It was the biggest quarterly fall in business investment in over two years and was led by a big drop in mining related investment.

Investment in equipment, plant and machinery was down 5.5 per cent in the quarter and mining sector capex fell 5.5 per cent.

RBC Capital Markets currency strategist Michael Turner said it will be a difficult transition from a mining investment-led economy to one that is driven by other sectors, such as housing construction.

"Everyone is looking for signs of activity outside of mining.
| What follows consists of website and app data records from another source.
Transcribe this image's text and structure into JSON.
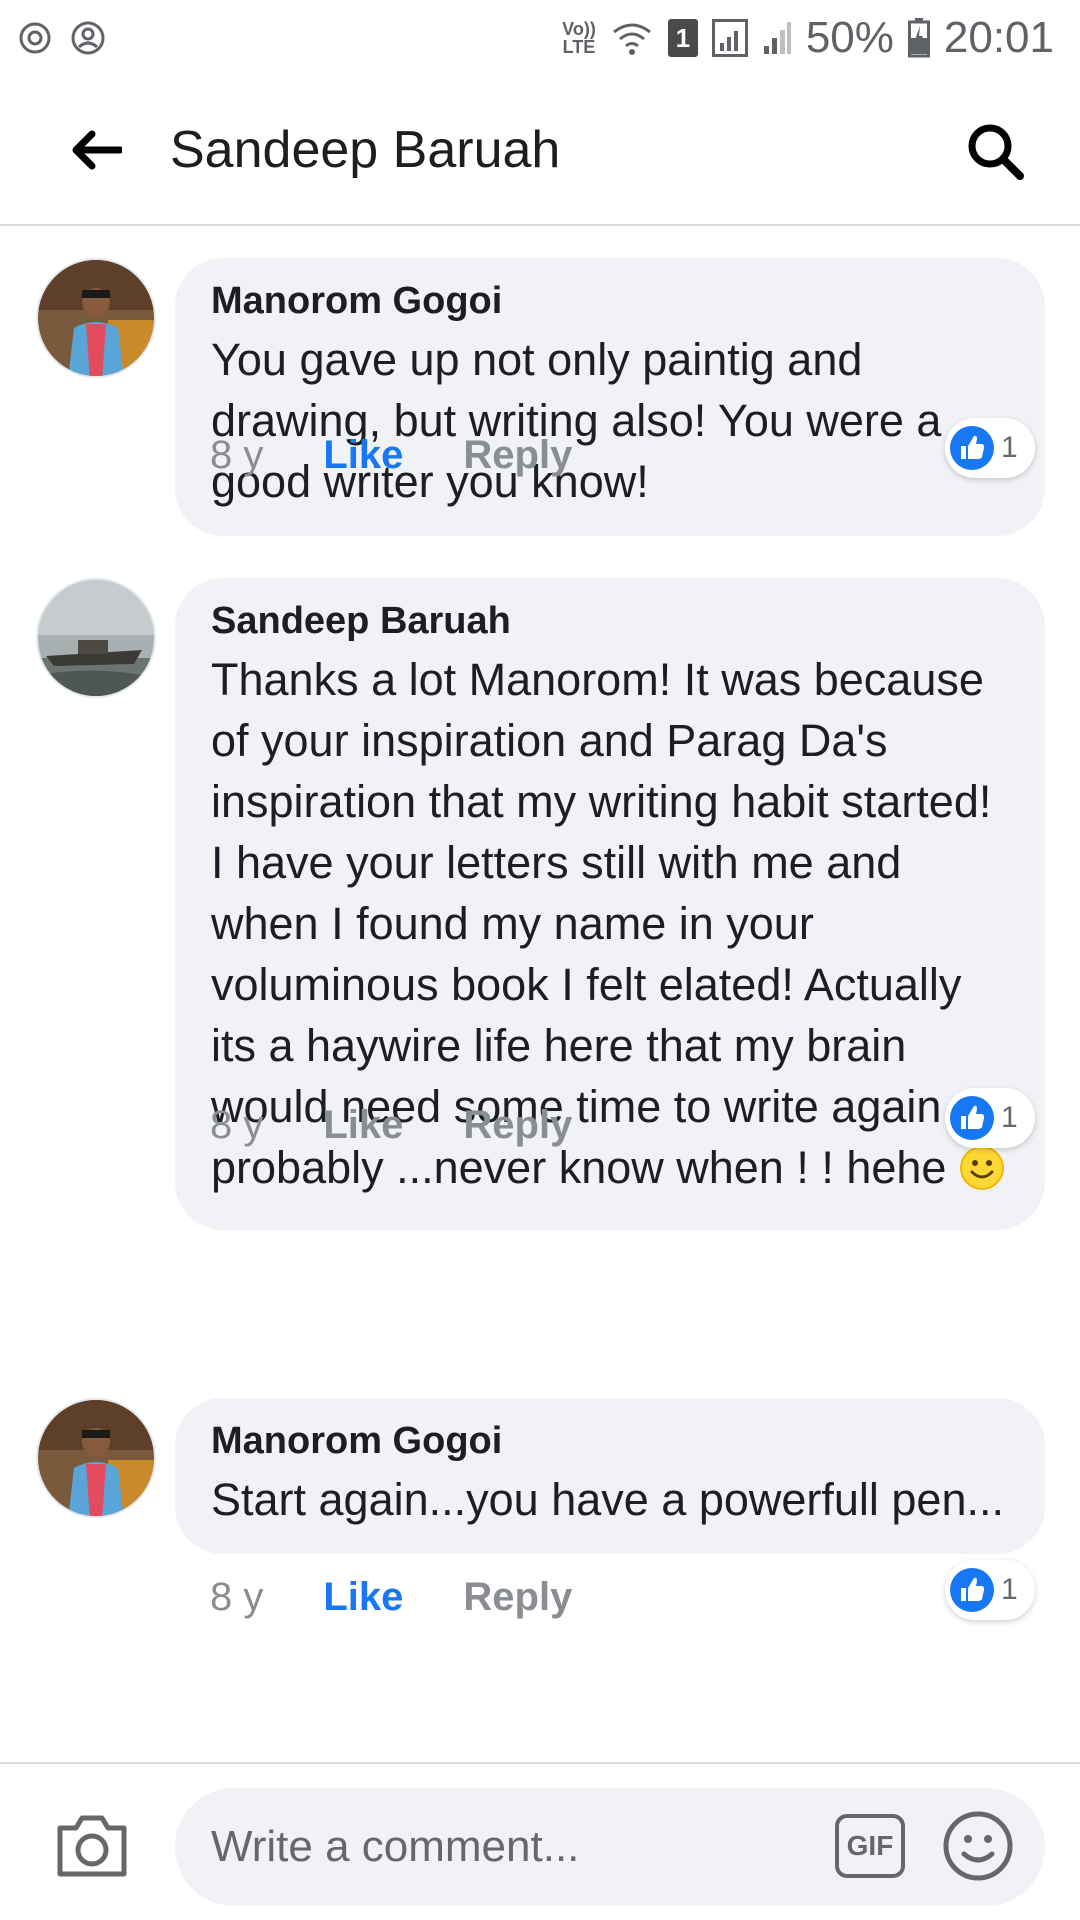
{
  "status_bar": {
    "volte_top": "Vo))",
    "volte_bottom": "LTE",
    "sim": "1",
    "battery": "50%",
    "time": "20:01"
  },
  "header": {
    "title": "Sandeep Baruah"
  },
  "comments": [
    {
      "author": "Manorom Gogoi",
      "text": "You gave up not only paintig and drawing, but writing also! You were a good writer you know!",
      "time": "8 y",
      "like_label": "Like",
      "liked": true,
      "reply_label": "Reply",
      "reaction_count": "1"
    },
    {
      "author": "Sandeep Baruah",
      "text": "Thanks a lot Manorom! It was because of your inspiration and Parag Da's inspiration that my writing habit started! I have your letters still with me and when I found my name in your voluminous book I felt elated! Actually its a haywire life here that my brain would need some time to write again probably ...never know when ! ! hehe",
      "time": "8 y",
      "like_label": "Like",
      "liked": false,
      "reply_label": "Reply",
      "reaction_count": "1"
    },
    {
      "author": "Manorom Gogoi",
      "text": "Start again...you have a powerfull pen...",
      "time": "8 y",
      "like_label": "Like",
      "liked": true,
      "reply_label": "Reply",
      "reaction_count": "1"
    }
  ],
  "composer": {
    "placeholder": "Write a comment...",
    "gif_label": "GIF"
  },
  "colors": {
    "accent": "#1877f2",
    "bubble": "#f0f2f5",
    "muted": "#8a8d91"
  }
}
There's a faint heartbeat there but it's not setting the world on fire," he said.

"Meanwhile, investment activity in the mining sector is slowing pretty quickly if these numbers are to be taken at face value."

The numbers also show the mining investment boom, the main driver of the economy in recent years, has peaked.

"Those signs have probably been around for a few quarters now, but this is one of the more timely indicators that suggest there will be a fairly reasonable contraction in 2014/15," Mr Turner said.

"The level of investment in the mining sector continues to decline and seems likely to contract at a faster pace over the next several quarters."

The ABS data also shows businesses collectively expect to invest $124.88 billion in the 2014/15 financial year, which is 17.4 per cent lower than the first estimate for 2013/14, the ABS said.

St George economist Janu Chan said the outlook for mining and non-mining investment looks bleak, even though a decline in mining and resources investment was to be expected.

"The declines in actual spending for non-mining (manufacturing and other) for the quarter were disappointing, and indicate that any recovery in non-mining investment is proving to be slow," she said.

"Nonetheless, expected expenditure still implies that a pickup in non-mining investment is occurring."

Ms Chan still expects the Reserve Bank of Australia will not to move the cash rate this year.

"The gradual improvement in non-mining capital expenditure implied by today's data should be enough to keep the RBA on the sidelines, although we recognise that there is significant uncertainty surrounding the estimates for spending in 2014/15," she said.